ACTION ITEM
Every single entry must be restated word for word.

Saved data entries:

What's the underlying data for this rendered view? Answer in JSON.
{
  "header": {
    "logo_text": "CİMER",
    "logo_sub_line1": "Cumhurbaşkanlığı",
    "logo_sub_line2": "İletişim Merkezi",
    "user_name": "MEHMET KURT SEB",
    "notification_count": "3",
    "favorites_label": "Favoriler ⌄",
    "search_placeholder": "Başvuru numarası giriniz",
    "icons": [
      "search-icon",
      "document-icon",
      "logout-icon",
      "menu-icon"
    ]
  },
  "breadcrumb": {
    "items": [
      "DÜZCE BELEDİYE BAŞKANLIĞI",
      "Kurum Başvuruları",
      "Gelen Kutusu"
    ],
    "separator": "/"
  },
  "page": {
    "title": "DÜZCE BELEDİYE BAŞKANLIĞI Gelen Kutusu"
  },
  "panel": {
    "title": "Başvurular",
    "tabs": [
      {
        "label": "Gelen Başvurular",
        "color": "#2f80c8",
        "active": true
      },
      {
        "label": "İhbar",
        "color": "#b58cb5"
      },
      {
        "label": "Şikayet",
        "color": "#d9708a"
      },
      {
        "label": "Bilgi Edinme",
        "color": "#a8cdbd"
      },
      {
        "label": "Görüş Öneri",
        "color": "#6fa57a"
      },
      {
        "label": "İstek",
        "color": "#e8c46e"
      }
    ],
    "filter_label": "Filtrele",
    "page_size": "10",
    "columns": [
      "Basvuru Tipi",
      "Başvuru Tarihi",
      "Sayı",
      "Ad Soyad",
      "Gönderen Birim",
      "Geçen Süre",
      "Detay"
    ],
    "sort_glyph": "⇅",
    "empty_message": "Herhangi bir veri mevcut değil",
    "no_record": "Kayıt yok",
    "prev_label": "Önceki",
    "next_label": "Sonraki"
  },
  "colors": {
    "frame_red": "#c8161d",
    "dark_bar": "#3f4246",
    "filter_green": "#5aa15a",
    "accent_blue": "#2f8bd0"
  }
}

RESPONSE AREA
What's the underlying data for this rendered view? Answer in JSON.
{
  "header": {
    "logo_text": "CİMER",
    "logo_sub_line1": "Cumhurbaşkanlığı",
    "logo_sub_line2": "İletişim Merkezi",
    "user_name": "MEHMET KURT SEB",
    "notification_count": "3",
    "favorites_label": "Favoriler ⌄",
    "search_placeholder": "Başvuru numarası giriniz",
    "icons": [
      "search-icon",
      "document-icon",
      "logout-icon",
      "menu-icon"
    ]
  },
  "breadcrumb": {
    "items": [
      "DÜZCE BELEDİYE BAŞKANLIĞI",
      "Kurum Başvuruları",
      "Gelen Kutusu"
    ],
    "separator": "/"
  },
  "page": {
    "title": "DÜZCE BELEDİYE BAŞKANLIĞI Gelen Kutusu"
  },
  "panel": {
    "title": "Başvurular",
    "tabs": [
      {
        "label": "Gelen Başvurular",
        "color": "#2f80c8",
        "active": true
      },
      {
        "label": "İhbar",
        "color": "#b58cb5"
      },
      {
        "label": "Şikayet",
        "color": "#d9708a"
      },
      {
        "label": "Bilgi Edinme",
        "color": "#a8cdbd"
      },
      {
        "label": "Görüş Öneri",
        "color": "#6fa57a"
      },
      {
        "label": "İstek",
        "color": "#e8c46e"
      }
    ],
    "filter_label": "Filtrele",
    "page_size": "10",
    "columns": [
      "Basvuru Tipi",
      "Başvuru Tarihi",
      "Sayı",
      "Ad Soyad",
      "Gönderen Birim",
      "Geçen Süre",
      "Detay"
    ],
    "sort_glyph": "⇅",
    "empty_message": "Herhangi bir veri mevcut değil",
    "no_record": "Kayıt yok",
    "prev_label": "Önceki",
    "next_label": "Sonraki"
  },
  "colors": {
    "frame_red": "#c8161d",
    "dark_bar": "#3f4246",
    "filter_green": "#5aa15a",
    "accent_blue": "#2f8bd0"
  }
}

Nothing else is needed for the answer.